According to the Public Broadcasting Service, 80 percent of the world’s population eats insects as a regular part of their diet. For centuries, insects have been essential to meals in several countries around the world such as Thailand and Brazil.
In places such as the United States, however, people are far less likely to consider consuming insects even once or twice, let alone routinely as a part of their nutrition. Despite the taboo the American palate has established against eating bugs, this practice is becoming more common because it can benefit not only human health but also the environment.
Insects are high in protein that is essential to the human diet, but do not have much fat content, unlike most types of meat. For example, according to Sports Dietitians Australia, 100 grams of crickets contains over 65 grams of protein and over 20 milligrams of zinc, with no saturated fat. Meanwhile, the same amount of beef contains 20 grams of protein and 5 milligrams of zinc. Pork and chicken have slightly less protein and zinc than beef. Rather than eating large quantities of beef, pork, or chicken, people can eat smaller amounts of crickets and achieve better nutritional benefits.
Eating insects also allows for a more sustainable world. Raising livestock in itself takes a massive toll on the environment. As stated by the New York Times, livestock is responsible for around 15 to 20 percent of anthropogenic (or human-caused) greenhouse gas emissions and the agriculture industry takes up about 40 percent of our usable land and one-third of our water supply.
In a world where climate change, overpopulation, and a shortage of clean water and food are all present dangers, any reduction in livestock consumption could alleviate incredible damage on the planet. Thus, if more people in the most meat-consuming country in the world began to replace their protein source with more insect-based foods, greater environmental sustainability would be one direct, immediate result.
Even at Crescenta Valley High School, Advanced Placement Environmental Science students are exposed to the consumption of insects.
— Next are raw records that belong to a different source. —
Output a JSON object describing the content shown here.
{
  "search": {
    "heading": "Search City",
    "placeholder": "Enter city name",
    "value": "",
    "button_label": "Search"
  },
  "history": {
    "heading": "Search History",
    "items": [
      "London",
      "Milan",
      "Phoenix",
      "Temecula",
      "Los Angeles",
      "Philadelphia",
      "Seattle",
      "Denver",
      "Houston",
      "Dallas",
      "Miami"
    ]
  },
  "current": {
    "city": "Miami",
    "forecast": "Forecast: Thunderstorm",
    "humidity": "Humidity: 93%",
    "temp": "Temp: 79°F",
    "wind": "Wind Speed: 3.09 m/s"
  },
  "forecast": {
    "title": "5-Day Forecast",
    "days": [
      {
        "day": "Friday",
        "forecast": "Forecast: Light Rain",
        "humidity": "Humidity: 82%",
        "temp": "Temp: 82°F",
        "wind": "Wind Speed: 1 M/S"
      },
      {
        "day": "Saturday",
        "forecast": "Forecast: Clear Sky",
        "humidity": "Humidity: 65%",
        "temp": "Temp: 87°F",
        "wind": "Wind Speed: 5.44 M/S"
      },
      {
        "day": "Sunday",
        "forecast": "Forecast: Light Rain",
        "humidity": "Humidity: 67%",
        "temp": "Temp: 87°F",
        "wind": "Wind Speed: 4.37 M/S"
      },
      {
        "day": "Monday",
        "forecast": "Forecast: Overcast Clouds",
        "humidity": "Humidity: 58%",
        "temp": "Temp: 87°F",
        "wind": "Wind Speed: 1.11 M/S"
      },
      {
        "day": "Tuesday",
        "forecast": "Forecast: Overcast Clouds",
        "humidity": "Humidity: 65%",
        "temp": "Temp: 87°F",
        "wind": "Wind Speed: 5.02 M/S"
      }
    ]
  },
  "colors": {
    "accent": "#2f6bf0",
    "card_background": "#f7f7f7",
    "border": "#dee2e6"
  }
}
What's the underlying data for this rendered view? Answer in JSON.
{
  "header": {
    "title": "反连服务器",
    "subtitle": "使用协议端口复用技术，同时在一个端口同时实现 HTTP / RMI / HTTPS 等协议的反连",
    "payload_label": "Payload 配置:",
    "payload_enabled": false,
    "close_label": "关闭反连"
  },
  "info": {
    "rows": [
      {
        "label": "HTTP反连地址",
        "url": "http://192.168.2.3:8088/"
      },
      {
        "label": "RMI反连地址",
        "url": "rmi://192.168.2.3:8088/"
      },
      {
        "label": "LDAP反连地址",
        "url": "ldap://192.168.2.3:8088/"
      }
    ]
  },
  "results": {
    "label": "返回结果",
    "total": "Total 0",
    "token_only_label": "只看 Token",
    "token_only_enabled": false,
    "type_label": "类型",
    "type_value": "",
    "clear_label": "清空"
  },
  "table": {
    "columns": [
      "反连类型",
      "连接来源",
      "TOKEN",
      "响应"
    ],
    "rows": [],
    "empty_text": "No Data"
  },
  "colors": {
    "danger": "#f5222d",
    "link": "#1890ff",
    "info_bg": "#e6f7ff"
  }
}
Each year, APES teacher Ms. Christina Engen passes out chips made from cricket flour for students to try, which is accompanied by a lesson explaining the aforementioned benefits of eating bugs.
Although it may be difficult to change the attitude toward eating bugs in the United States, the consumption of insects is becoming more popular and understood due to its clear environmental and health benefits.